GIVEN INFORMATION: Begin

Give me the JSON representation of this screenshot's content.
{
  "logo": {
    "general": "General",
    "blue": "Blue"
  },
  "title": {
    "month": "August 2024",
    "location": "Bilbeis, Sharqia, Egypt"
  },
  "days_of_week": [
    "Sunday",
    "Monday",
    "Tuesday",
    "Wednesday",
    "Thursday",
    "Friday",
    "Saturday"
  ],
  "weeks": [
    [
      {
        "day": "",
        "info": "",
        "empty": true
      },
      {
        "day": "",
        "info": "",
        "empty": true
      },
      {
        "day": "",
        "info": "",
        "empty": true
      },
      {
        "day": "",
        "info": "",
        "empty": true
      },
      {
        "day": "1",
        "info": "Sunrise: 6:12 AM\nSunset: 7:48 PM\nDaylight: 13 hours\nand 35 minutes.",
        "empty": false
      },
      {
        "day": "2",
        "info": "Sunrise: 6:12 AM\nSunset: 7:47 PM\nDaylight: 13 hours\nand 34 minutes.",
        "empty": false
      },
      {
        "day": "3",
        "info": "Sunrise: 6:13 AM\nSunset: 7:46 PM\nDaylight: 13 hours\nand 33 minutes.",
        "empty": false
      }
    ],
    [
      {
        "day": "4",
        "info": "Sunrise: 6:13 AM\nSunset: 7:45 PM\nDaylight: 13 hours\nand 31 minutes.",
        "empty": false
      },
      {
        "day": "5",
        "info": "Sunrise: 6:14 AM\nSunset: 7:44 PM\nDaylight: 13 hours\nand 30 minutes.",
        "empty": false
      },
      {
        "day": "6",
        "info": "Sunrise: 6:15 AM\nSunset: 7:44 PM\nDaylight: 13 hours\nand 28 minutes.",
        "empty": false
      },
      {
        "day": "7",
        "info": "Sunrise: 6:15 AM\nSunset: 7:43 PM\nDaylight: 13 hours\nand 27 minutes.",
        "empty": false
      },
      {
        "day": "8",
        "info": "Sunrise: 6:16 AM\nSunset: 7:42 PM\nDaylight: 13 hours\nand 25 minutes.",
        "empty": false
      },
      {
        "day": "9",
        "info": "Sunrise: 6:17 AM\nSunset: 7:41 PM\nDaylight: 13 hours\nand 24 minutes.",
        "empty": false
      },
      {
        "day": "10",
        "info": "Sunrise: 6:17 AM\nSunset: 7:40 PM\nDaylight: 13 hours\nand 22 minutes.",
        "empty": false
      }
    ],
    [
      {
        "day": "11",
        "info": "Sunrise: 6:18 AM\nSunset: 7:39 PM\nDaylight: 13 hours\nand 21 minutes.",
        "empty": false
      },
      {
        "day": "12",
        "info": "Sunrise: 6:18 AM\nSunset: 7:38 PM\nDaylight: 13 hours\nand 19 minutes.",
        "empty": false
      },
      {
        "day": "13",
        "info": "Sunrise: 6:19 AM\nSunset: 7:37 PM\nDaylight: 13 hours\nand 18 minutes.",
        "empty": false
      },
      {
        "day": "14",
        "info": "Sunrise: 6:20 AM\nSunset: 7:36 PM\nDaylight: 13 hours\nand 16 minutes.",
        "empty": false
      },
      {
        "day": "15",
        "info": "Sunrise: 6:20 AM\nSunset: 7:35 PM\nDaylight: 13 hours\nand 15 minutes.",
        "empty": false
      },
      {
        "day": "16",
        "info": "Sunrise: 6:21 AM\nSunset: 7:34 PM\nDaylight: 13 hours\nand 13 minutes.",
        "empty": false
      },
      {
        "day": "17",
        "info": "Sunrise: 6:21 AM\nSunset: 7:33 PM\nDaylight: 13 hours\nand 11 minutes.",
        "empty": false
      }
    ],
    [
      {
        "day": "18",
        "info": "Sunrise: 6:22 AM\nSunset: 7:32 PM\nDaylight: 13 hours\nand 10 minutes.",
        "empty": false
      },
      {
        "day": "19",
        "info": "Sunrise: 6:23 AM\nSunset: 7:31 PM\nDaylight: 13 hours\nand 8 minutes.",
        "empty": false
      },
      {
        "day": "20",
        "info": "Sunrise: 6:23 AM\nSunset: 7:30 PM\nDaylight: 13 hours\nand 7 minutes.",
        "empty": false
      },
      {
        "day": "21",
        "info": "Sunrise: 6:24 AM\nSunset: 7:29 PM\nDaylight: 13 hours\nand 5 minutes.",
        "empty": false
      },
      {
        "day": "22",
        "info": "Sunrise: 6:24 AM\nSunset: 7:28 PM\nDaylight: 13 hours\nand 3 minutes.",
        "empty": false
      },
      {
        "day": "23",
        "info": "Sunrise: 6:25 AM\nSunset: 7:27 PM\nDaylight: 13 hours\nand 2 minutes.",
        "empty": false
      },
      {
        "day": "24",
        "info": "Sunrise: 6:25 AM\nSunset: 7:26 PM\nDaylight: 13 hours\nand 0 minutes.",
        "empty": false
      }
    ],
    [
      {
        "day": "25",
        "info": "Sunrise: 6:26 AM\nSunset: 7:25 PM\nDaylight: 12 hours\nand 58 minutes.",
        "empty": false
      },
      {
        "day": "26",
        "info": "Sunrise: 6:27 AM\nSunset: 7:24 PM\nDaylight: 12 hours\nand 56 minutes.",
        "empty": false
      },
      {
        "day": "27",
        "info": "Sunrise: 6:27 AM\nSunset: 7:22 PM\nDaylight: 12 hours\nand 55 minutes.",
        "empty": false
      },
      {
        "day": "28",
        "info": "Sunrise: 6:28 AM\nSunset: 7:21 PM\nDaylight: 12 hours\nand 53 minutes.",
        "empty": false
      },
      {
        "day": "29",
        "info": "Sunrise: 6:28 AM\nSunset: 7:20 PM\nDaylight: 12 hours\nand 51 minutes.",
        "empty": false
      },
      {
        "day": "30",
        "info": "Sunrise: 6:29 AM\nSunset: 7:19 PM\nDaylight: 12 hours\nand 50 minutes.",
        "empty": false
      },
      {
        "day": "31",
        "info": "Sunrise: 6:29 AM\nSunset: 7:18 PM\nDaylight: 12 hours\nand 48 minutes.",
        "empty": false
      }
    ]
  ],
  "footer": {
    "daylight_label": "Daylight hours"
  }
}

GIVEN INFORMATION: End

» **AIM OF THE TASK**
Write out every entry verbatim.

» **PROBLEM SOLUTION**
Give me the JSON representation of this screenshot's content.
{
  "logo": {
    "general": "General",
    "blue": "Blue"
  },
  "title": {
    "month": "August 2024",
    "location": "Bilbeis, Sharqia, Egypt"
  },
  "days_of_week": [
    "Sunday",
    "Monday",
    "Tuesday",
    "Wednesday",
    "Thursday",
    "Friday",
    "Saturday"
  ],
  "weeks": [
    [
      {
        "day": "",
        "info": "",
        "empty": true
      },
      {
        "day": "",
        "info": "",
        "empty": true
      },
      {
        "day": "",
        "info": "",
        "empty": true
      },
      {
        "day": "",
        "info": "",
        "empty": true
      },
      {
        "day": "1",
        "info": "Sunrise: 6:12 AM\nSunset: 7:48 PM\nDaylight: 13 hours\nand 35 minutes.",
        "empty": false
      },
      {
        "day": "2",
        "info": "Sunrise: 6:12 AM\nSunset: 7:47 PM\nDaylight: 13 hours\nand 34 minutes.",
        "empty": false
      },
      {
        "day": "3",
        "info": "Sunrise: 6:13 AM\nSunset: 7:46 PM\nDaylight: 13 hours\nand 33 minutes.",
        "empty": false
      }
    ],
    [
      {
        "day": "4",
        "info": "Sunrise: 6:13 AM\nSunset: 7:45 PM\nDaylight: 13 hours\nand 31 minutes.",
        "empty": false
      },
      {
        "day": "5",
        "info": "Sunrise: 6:14 AM\nSunset: 7:44 PM\nDaylight: 13 hours\nand 30 minutes.",
        "empty": false
      },
      {
        "day": "6",
        "info": "Sunrise: 6:15 AM\nSunset: 7:44 PM\nDaylight: 13 hours\nand 28 minutes.",
        "empty": false
      },
      {
        "day": "7",
        "info": "Sunrise: 6:15 AM\nSunset: 7:43 PM\nDaylight: 13 hours\nand 27 minutes.",
        "empty": false
      },
      {
        "day": "8",
        "info": "Sunrise: 6:16 AM\nSunset: 7:42 PM\nDaylight: 13 hours\nand 25 minutes.",
        "empty": false
      },
      {
        "day": "9",
        "info": "Sunrise: 6:17 AM\nSunset: 7:41 PM\nDaylight: 13 hours\nand 24 minutes.",
        "empty": false
      },
      {
        "day": "10",
        "info": "Sunrise: 6:17 AM\nSunset: 7:40 PM\nDaylight: 13 hours\nand 22 minutes.",
        "empty": false
      }
    ],
    [
      {
        "day": "11",
        "info": "Sunrise: 6:18 AM\nSunset: 7:39 PM\nDaylight: 13 hours\nand 21 minutes.",
        "empty": false
      },
      {
        "day": "12",
        "info": "Sunrise: 6:18 AM\nSunset: 7:38 PM\nDaylight: 13 hours\nand 19 minutes.",
        "empty": false
      },
      {
        "day": "13",
        "info": "Sunrise: 6:19 AM\nSunset: 7:37 PM\nDaylight: 13 hours\nand 18 minutes.",
        "empty": false
      },
      {
        "day": "14",
        "info": "Sunrise: 6:20 AM\nSunset: 7:36 PM\nDaylight: 13 hours\nand 16 minutes.",
        "empty": false
      },
      {
        "day": "15",
        "info": "Sunrise: 6:20 AM\nSunset: 7:35 PM\nDaylight: 13 hours\nand 15 minutes.",
        "empty": false
      },
      {
        "day": "16",
        "info": "Sunrise: 6:21 AM\nSunset: 7:34 PM\nDaylight: 13 hours\nand 13 minutes.",
        "empty": false
      },
      {
        "day": "17",
        "info": "Sunrise: 6:21 AM\nSunset: 7:33 PM\nDaylight: 13 hours\nand 11 minutes.",
        "empty": false
      }
    ],
    [
      {
        "day": "18",
        "info": "Sunrise: 6:22 AM\nSunset: 7:32 PM\nDaylight: 13 hours\nand 10 minutes.",
        "empty": false
      },
      {
        "day": "19",
        "info": "Sunrise: 6:23 AM\nSunset: 7:31 PM\nDaylight: 13 hours\nand 8 minutes.",
        "empty": false
      },
      {
        "day": "20",
        "info": "Sunrise: 6:23 AM\nSunset: 7:30 PM\nDaylight: 13 hours\nand 7 minutes.",
        "empty": false
      },
      {
        "day": "21",
        "info": "Sunrise: 6:24 AM\nSunset: 7:29 PM\nDaylight: 13 hours\nand 5 minutes.",
        "empty": false
      },
      {
        "day": "22",
        "info": "Sunrise: 6:24 AM\nSunset: 7:28 PM\nDaylight: 13 hours\nand 3 minutes.",
        "empty": false
      },
      {
        "day": "23",
        "info": "Sunrise: 6:25 AM\nSunset: 7:27 PM\nDaylight: 13 hours\nand 2 minutes.",
        "empty": false
      },
      {
        "day": "24",
        "info": "Sunrise: 6:25 AM\nSunset: 7:26 PM\nDaylight: 13 hours\nand 0 minutes.",
        "empty": false
      }
    ],
    [
      {
        "day": "25",
        "info": "Sunrise: 6:26 AM\nSunset: 7:25 PM\nDaylight: 12 hours\nand 58 minutes.",
        "empty": false
      },
      {
        "day": "26",
        "info": "Sunrise: 6:27 AM\nSunset: 7:24 PM\nDaylight: 12 hours\nand 56 minutes.",
        "empty": false
      },
      {
        "day": "27",
        "info": "Sunrise: 6:27 AM\nSunset: 7:22 PM\nDaylight: 12 hours\nand 55 minutes.",
        "empty": false
      },
      {
        "day": "28",
        "info": "Sunrise: 6:28 AM\nSunset: 7:21 PM\nDaylight: 12 hours\nand 53 minutes.",
        "empty": false
      },
      {
        "day": "29",
        "info": "Sunrise: 6:28 AM\nSunset: 7:20 PM\nDaylight: 12 hours\nand 51 minutes.",
        "empty": false
      },
      {
        "day": "30",
        "info": "Sunrise: 6:29 AM\nSunset: 7:19 PM\nDaylight: 12 hours\nand 50 minutes.",
        "empty": false
      },
      {
        "day": "31",
        "info": "Sunrise: 6:29 AM\nSunset: 7:18 PM\nDaylight: 12 hours\nand 48 minutes.",
        "empty": false
      }
    ]
  ],
  "footer": {
    "daylight_label": "Daylight hours"
  }
}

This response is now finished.